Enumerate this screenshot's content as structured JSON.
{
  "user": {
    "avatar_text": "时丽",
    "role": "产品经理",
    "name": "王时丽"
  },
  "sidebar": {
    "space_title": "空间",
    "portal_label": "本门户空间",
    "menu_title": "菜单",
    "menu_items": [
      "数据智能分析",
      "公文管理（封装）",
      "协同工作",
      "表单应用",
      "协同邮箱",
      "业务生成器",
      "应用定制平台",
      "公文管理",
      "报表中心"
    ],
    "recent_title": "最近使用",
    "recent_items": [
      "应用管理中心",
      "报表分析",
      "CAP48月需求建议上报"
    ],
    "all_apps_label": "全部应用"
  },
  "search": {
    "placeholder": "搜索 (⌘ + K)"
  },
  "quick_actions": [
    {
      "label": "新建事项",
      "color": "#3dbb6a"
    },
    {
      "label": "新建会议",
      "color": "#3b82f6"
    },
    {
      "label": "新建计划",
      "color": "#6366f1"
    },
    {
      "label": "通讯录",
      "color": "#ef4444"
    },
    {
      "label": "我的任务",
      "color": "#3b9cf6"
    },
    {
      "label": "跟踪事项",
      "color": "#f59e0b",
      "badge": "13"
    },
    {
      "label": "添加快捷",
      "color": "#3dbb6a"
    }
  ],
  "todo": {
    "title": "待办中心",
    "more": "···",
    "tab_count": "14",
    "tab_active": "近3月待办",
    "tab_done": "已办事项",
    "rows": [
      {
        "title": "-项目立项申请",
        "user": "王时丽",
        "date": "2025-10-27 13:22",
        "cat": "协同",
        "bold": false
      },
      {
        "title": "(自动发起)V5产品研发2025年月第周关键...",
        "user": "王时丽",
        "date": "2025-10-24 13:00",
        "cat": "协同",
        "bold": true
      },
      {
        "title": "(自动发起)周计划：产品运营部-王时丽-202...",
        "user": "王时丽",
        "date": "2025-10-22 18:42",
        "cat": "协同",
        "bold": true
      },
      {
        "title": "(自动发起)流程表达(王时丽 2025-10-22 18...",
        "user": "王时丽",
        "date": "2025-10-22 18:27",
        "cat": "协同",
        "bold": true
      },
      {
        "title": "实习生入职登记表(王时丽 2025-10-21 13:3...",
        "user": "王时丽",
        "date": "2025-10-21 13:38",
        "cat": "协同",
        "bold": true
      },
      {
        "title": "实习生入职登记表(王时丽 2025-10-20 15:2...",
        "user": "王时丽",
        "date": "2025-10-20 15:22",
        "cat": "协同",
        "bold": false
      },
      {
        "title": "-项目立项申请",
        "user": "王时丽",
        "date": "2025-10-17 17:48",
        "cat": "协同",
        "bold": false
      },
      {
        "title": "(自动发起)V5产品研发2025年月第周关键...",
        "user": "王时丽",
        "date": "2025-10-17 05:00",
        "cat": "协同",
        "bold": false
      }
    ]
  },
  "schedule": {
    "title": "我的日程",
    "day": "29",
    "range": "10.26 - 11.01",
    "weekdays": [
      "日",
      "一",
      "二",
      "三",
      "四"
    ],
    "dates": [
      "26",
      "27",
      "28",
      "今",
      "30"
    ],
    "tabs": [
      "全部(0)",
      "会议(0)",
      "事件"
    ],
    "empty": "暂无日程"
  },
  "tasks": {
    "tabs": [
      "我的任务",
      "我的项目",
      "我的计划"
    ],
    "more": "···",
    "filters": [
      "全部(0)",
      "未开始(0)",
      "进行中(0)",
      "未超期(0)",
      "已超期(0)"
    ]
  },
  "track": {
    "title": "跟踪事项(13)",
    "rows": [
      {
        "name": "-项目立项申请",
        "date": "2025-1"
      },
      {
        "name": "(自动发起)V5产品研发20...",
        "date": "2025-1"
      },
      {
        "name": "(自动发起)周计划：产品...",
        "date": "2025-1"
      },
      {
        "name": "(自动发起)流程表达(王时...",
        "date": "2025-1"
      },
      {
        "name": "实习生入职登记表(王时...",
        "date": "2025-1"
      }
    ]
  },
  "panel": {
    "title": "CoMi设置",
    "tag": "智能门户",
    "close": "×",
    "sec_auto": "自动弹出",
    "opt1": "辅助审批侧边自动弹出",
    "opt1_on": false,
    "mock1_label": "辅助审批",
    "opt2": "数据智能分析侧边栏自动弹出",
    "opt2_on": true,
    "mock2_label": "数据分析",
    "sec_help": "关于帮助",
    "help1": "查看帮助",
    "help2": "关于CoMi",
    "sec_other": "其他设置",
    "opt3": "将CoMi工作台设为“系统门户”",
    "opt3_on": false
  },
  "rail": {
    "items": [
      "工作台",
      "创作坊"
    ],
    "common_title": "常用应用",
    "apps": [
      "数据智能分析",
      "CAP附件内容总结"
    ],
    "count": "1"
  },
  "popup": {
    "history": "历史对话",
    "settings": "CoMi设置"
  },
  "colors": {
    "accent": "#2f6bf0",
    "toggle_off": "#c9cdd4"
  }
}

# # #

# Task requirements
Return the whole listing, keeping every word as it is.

# Exercise result
Enumerate this screenshot's content as structured JSON.
{
  "user": {
    "avatar_text": "时丽",
    "role": "产品经理",
    "name": "王时丽"
  },
  "sidebar": {
    "space_title": "空间",
    "portal_label": "本门户空间",
    "menu_title": "菜单",
    "menu_items": [
      "数据智能分析",
      "公文管理（封装）",
      "协同工作",
      "表单应用",
      "协同邮箱",
      "业务生成器",
      "应用定制平台",
      "公文管理",
      "报表中心"
    ],
    "recent_title": "最近使用",
    "recent_items": [
      "应用管理中心",
      "报表分析",
      "CAP48月需求建议上报"
    ],
    "all_apps_label": "全部应用"
  },
  "search": {
    "placeholder": "搜索 (⌘ + K)"
  },
  "quick_actions": [
    {
      "label": "新建事项",
      "color": "#3dbb6a"
    },
    {
      "label": "新建会议",
      "color": "#3b82f6"
    },
    {
      "label": "新建计划",
      "color": "#6366f1"
    },
    {
      "label": "通讯录",
      "color": "#ef4444"
    },
    {
      "label": "我的任务",
      "color": "#3b9cf6"
    },
    {
      "label": "跟踪事项",
      "color": "#f59e0b",
      "badge": "13"
    },
    {
      "label": "添加快捷",
      "color": "#3dbb6a"
    }
  ],
  "todo": {
    "title": "待办中心",
    "more": "···",
    "tab_count": "14",
    "tab_active": "近3月待办",
    "tab_done": "已办事项",
    "rows": [
      {
        "title": "-项目立项申请",
        "user": "王时丽",
        "date": "2025-10-27 13:22",
        "cat": "协同",
        "bold": false
      },
      {
        "title": "(自动发起)V5产品研发2025年月第周关键...",
        "user": "王时丽",
        "date": "2025-10-24 13:00",
        "cat": "协同",
        "bold": true
      },
      {
        "title": "(自动发起)周计划：产品运营部-王时丽-202...",
        "user": "王时丽",
        "date": "2025-10-22 18:42",
        "cat": "协同",
        "bold": true
      },
      {
        "title": "(自动发起)流程表达(王时丽 2025-10-22 18...",
        "user": "王时丽",
        "date": "2025-10-22 18:27",
        "cat": "协同",
        "bold": true
      },
      {
        "title": "实习生入职登记表(王时丽 2025-10-21 13:3...",
        "user": "王时丽",
        "date": "2025-10-21 13:38",
        "cat": "协同",
        "bold": true
      },
      {
        "title": "实习生入职登记表(王时丽 2025-10-20 15:2...",
        "user": "王时丽",
        "date": "2025-10-20 15:22",
        "cat": "协同",
        "bold": false
      },
      {
        "title": "-项目立项申请",
        "user": "王时丽",
        "date": "2025-10-17 17:48",
        "cat": "协同",
        "bold": false
      },
      {
        "title": "(自动发起)V5产品研发2025年月第周关键...",
        "user": "王时丽",
        "date": "2025-10-17 05:00",
        "cat": "协同",
        "bold": false
      }
    ]
  },
  "schedule": {
    "title": "我的日程",
    "day": "29",
    "range": "10.26 - 11.01",
    "weekdays": [
      "日",
      "一",
      "二",
      "三",
      "四"
    ],
    "dates": [
      "26",
      "27",
      "28",
      "今",
      "30"
    ],
    "tabs": [
      "全部(0)",
      "会议(0)",
      "事件"
    ],
    "empty": "暂无日程"
  },
  "tasks": {
    "tabs": [
      "我的任务",
      "我的项目",
      "我的计划"
    ],
    "more": "···",
    "filters": [
      "全部(0)",
      "未开始(0)",
      "进行中(0)",
      "未超期(0)",
      "已超期(0)"
    ]
  },
  "track": {
    "title": "跟踪事项(13)",
    "rows": [
      {
        "name": "-项目立项申请",
        "date": "2025-1"
      },
      {
        "name": "(自动发起)V5产品研发20...",
        "date": "2025-1"
      },
      {
        "name": "(自动发起)周计划：产品...",
        "date": "2025-1"
      },
      {
        "name": "(自动发起)流程表达(王时...",
        "date": "2025-1"
      },
      {
        "name": "实习生入职登记表(王时...",
        "date": "2025-1"
      }
    ]
  },
  "panel": {
    "title": "CoMi设置",
    "tag": "智能门户",
    "close": "×",
    "sec_auto": "自动弹出",
    "opt1": "辅助审批侧边自动弹出",
    "opt1_on": false,
    "mock1_label": "辅助审批",
    "opt2": "数据智能分析侧边栏自动弹出",
    "opt2_on": true,
    "mock2_label": "数据分析",
    "sec_help": "关于帮助",
    "help1": "查看帮助",
    "help2": "关于CoMi",
    "sec_other": "其他设置",
    "opt3": "将CoMi工作台设为“系统门户”",
    "opt3_on": false
  },
  "rail": {
    "items": [
      "工作台",
      "创作坊"
    ],
    "common_title": "常用应用",
    "apps": [
      "数据智能分析",
      "CAP附件内容总结"
    ],
    "count": "1"
  },
  "popup": {
    "history": "历史对话",
    "settings": "CoMi设置"
  },
  "colors": {
    "accent": "#2f6bf0",
    "toggle_off": "#c9cdd4"
  }
}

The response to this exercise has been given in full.